Here you can see the ground clearance is about 3 inches right now. Thats with the car lowered. I will get the wheel center to fender measurements and post them for comparision.

Air Intake:

Here are the first set of parts I got from The pictured items include a 4in to 3.5in 90 degree elbow, a 4in clamp, five 3.5in clamps, a 3.5in elbow, a 3.5 "stubby" and two 12in pieces of straight 3.5in aluminum tubing. I ended up ordering another 90 degree elbow and not using one of the AL tubes and not using one of the tubes or the stubby. I cut one 4in and one 6 inch piece of tubing to make the intake. I will add pictures of the completed intake system once its finished. The following pictures are of my second test fit. I bought a K&N E-0773 filter to go in the driver bumper area as seen.

Here is the first cut. This is a 12inch tube and the cut makes a 8 and an 4 inch peice. I then cut the 8 inch peice down to 6 inches.
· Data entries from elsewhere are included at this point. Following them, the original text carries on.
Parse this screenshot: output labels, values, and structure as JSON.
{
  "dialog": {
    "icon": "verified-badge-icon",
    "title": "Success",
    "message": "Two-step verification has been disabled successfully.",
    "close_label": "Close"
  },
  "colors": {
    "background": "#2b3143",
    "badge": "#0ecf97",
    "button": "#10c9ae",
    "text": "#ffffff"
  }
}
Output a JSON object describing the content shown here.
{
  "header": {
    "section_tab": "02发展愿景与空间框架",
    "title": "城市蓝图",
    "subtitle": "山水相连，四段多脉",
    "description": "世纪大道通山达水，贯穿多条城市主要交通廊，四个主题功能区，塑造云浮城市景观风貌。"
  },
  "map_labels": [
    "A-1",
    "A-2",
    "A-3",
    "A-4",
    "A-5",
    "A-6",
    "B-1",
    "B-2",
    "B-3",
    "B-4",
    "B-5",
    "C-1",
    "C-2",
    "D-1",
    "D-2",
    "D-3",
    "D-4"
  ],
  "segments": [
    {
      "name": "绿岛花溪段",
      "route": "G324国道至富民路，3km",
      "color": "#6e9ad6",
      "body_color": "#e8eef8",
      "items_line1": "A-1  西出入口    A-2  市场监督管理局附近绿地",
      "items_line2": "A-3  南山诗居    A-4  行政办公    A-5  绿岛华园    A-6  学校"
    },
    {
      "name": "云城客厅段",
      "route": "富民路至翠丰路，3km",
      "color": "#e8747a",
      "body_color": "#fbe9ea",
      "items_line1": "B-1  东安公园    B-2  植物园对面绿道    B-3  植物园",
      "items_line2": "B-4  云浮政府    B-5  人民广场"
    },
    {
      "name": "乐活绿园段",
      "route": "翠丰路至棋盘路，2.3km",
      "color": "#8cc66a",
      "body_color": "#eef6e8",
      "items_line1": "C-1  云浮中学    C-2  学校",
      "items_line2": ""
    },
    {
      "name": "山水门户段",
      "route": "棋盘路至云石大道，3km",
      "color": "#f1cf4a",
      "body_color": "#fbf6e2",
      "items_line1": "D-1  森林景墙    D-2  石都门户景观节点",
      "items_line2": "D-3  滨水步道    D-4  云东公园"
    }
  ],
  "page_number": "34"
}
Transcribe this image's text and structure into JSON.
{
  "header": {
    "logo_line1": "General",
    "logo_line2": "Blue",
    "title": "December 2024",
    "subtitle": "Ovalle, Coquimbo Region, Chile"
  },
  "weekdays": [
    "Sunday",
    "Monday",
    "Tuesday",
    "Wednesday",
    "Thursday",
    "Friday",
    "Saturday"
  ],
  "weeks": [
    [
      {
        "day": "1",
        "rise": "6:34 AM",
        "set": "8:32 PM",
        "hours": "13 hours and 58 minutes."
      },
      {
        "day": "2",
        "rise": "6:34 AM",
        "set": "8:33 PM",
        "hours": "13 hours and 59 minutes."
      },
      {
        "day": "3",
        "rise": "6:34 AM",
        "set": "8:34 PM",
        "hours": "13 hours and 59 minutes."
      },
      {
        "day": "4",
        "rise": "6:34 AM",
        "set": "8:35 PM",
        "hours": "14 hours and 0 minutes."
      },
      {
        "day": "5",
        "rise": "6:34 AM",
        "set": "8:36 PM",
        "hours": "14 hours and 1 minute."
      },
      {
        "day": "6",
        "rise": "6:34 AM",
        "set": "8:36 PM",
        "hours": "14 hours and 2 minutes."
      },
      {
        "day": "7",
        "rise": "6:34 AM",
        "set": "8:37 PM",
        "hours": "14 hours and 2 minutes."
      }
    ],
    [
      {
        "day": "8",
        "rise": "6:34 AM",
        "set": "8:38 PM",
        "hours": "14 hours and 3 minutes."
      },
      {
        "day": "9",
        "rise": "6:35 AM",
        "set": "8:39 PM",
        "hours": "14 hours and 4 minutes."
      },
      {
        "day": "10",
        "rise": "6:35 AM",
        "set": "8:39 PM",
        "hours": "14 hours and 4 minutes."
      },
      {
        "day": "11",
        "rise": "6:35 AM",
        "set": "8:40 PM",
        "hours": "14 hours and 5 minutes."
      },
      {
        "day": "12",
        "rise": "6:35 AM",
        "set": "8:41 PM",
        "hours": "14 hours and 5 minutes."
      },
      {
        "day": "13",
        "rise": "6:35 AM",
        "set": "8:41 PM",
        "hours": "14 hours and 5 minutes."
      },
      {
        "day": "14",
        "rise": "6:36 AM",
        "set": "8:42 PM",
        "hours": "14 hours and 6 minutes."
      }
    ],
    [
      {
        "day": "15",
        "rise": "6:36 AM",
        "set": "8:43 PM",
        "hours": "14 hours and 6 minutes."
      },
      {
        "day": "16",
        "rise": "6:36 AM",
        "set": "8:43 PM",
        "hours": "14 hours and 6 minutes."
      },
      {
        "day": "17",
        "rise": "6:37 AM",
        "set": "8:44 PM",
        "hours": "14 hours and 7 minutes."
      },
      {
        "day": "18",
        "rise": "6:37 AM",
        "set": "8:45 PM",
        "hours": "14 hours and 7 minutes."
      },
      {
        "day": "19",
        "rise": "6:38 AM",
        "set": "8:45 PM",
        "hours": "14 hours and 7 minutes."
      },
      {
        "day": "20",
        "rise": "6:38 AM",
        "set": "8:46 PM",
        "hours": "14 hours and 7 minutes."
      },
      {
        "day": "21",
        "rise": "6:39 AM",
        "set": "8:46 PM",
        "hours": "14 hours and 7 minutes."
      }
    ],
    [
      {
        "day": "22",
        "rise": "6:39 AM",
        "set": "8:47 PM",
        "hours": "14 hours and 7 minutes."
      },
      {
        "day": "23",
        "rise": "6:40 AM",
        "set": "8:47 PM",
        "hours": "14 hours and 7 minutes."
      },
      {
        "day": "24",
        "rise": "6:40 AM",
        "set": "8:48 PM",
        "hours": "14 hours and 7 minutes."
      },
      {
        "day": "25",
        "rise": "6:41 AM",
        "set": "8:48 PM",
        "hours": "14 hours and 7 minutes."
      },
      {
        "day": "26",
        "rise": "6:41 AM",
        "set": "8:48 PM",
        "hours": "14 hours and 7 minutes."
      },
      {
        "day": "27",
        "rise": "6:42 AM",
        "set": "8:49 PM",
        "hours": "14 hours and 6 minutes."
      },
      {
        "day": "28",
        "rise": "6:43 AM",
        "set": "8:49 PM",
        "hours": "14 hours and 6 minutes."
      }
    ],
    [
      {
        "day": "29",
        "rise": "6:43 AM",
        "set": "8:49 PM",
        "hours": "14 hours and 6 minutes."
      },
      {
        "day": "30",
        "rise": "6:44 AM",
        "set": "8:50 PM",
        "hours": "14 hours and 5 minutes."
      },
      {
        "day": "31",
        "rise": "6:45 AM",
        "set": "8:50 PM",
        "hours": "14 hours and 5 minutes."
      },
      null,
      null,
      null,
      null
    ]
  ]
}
The 6 inch peice is used to go down along the radiator and the 4 inch peice is for attaching the air filter.

I used a hack saw to break through the tube and then a jigsaw to make quick work of the cut.

This is what the intake setup looks like. I am able to take it out in one peice (minus the filter).

For the Intake Air Temp (IAT) sensor, I got a generic grommet at my local auto parts store and it requires a 3/4 hole so I drilled one in the 6 inch pipe. I placed it here as the stock sensor wiring still reaches but it may be better to locate it all the way next to the filter for a colder reading. Some say the sensor gets heat soaked.

It has to have that downward angle for the hood to clear without modification. One of the "V" hood support interferes with it otherwise.

The wire is temporary. I will make a aluminum bracket for permanent support. I will also make some plastic splash/debris gaurds to protect the filter from water and rocks.

Since the filter collected pebbles and debris from the tire slinging them, I decided to fab up a simple shield to protect the filter. I stopped by Home Depot in search of supplies. I bought more than needed to be safe. I ended up not using any of the rubber stair step coverings or any of the smaller pieces of aluminum. I only used one peice of 12x18 zinc coated steel (wanted Al but didn't have it) and about 6 inches of 1x1/4 inch Al bar stock. I may make an air diverter in front of the filter to prevent direct flow in the future.

Here you can see the lower brace for the air filter and the one for the shield.